__WHAT TO DO__: Whichever lines of the entries hold the word "icon" should be identified and copied.

__RECORD EXTRACTS__:
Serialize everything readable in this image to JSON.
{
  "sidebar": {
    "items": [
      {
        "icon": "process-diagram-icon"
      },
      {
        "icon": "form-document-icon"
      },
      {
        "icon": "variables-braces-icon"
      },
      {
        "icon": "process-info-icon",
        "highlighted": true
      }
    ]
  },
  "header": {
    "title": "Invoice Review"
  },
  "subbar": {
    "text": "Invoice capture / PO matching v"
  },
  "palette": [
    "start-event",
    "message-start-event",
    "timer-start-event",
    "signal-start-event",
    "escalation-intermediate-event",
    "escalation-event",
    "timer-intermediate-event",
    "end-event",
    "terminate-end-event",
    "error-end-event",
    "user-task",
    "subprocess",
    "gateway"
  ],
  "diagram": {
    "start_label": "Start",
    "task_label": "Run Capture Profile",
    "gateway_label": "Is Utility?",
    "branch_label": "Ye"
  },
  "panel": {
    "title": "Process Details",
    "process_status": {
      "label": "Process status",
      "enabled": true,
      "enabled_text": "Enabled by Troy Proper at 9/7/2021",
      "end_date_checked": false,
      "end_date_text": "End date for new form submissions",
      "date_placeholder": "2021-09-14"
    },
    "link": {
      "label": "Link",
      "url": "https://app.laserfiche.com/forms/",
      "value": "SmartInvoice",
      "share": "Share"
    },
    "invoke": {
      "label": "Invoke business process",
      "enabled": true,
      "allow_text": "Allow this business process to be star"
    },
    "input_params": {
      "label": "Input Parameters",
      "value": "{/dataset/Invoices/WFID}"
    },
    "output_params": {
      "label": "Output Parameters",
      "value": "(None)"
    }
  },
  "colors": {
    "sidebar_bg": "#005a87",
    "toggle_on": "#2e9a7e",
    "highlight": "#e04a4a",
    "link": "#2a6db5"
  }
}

__REPLY__:
        "icon": "process-diagram-icon"
        "icon": "form-document-icon"
        "icon": "variables-braces-icon"
        "icon": "process-info-icon",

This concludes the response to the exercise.